=== ASSIGNED TASK ===
For this exercise, report every line of the material that includes "name".

=== TASK INPUT ===
*** Begin section ***

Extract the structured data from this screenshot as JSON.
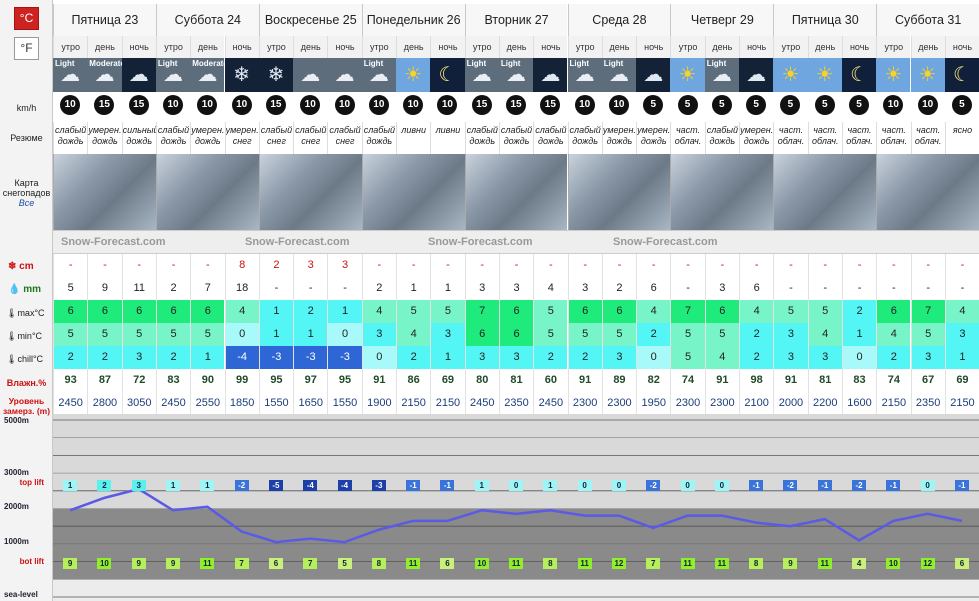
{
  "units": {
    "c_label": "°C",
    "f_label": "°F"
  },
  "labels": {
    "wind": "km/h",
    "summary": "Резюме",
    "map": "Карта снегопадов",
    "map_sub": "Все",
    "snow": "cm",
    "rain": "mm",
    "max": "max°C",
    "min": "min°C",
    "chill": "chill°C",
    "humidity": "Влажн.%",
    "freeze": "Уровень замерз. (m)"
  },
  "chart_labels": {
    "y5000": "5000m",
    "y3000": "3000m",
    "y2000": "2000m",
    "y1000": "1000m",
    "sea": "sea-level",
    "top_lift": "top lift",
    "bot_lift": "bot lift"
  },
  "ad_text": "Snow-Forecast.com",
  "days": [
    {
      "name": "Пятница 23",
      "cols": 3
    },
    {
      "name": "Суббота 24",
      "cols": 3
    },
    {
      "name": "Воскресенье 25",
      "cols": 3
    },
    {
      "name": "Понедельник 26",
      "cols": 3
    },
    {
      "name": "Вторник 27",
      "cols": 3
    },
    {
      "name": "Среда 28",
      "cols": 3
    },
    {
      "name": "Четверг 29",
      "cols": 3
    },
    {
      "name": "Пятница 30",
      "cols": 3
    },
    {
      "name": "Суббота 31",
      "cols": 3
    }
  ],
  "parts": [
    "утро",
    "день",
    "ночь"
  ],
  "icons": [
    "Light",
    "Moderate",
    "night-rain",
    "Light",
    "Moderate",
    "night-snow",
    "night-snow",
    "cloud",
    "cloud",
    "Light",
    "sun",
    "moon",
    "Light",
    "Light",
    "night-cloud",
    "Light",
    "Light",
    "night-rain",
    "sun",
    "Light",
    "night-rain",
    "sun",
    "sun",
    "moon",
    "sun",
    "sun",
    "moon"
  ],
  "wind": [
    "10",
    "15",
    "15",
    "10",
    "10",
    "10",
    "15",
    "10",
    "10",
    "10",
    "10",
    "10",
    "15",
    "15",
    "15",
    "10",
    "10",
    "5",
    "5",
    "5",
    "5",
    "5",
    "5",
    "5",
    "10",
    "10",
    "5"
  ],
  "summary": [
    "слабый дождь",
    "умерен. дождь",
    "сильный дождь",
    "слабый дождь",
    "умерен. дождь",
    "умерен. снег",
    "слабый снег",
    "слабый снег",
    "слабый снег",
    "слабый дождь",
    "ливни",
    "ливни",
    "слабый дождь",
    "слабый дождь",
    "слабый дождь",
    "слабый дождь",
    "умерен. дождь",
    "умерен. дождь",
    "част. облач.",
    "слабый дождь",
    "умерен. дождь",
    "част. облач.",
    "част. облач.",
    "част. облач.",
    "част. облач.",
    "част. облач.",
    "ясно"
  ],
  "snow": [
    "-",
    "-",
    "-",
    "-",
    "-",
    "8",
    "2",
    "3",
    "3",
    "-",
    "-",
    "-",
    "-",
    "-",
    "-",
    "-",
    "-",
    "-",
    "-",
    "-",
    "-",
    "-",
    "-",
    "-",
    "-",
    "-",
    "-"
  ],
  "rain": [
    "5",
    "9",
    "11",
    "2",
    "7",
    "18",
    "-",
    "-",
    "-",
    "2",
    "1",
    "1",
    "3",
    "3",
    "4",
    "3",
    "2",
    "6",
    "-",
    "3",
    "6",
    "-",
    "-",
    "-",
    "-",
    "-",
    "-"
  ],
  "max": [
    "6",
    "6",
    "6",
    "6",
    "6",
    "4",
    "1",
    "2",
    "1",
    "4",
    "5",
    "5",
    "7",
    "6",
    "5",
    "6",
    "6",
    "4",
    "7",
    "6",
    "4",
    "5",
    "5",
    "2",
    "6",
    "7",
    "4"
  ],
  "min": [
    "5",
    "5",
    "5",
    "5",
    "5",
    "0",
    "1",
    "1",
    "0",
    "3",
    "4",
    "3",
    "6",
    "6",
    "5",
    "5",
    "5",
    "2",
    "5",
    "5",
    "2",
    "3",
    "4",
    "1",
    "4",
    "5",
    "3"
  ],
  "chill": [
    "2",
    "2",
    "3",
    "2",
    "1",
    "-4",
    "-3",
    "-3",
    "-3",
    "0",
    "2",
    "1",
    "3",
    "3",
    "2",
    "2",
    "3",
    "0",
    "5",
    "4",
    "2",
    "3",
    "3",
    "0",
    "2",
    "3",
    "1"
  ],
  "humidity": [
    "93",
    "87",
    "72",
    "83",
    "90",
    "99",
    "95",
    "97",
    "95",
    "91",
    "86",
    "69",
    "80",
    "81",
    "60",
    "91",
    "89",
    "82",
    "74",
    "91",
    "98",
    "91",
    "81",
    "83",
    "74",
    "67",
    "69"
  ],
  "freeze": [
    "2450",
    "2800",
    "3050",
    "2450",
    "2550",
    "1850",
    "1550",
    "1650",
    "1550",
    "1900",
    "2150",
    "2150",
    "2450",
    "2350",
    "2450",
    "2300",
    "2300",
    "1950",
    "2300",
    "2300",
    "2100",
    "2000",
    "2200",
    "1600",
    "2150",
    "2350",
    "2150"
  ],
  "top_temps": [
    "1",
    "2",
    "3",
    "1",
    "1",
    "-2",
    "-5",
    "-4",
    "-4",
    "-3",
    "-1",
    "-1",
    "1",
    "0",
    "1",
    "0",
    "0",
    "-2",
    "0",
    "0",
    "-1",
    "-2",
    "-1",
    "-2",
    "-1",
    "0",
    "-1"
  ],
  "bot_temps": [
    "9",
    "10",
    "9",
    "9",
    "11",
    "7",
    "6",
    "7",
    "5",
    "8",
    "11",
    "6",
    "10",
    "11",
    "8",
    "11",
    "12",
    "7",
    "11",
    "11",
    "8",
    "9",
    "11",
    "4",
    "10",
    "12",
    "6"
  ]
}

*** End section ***

=== OUTPUT OF THE TASK ===
      "name": "Пятница 23",
      "name": "Суббота 24",
      "name": "Воскресенье 25",
      "name": "Понедельник 26",
      "name": "Вторник 27",
      "name": "Среда 28",
      "name": "Четверг 29",
      "name": "Пятница 30",
      "name": "Суббота 31",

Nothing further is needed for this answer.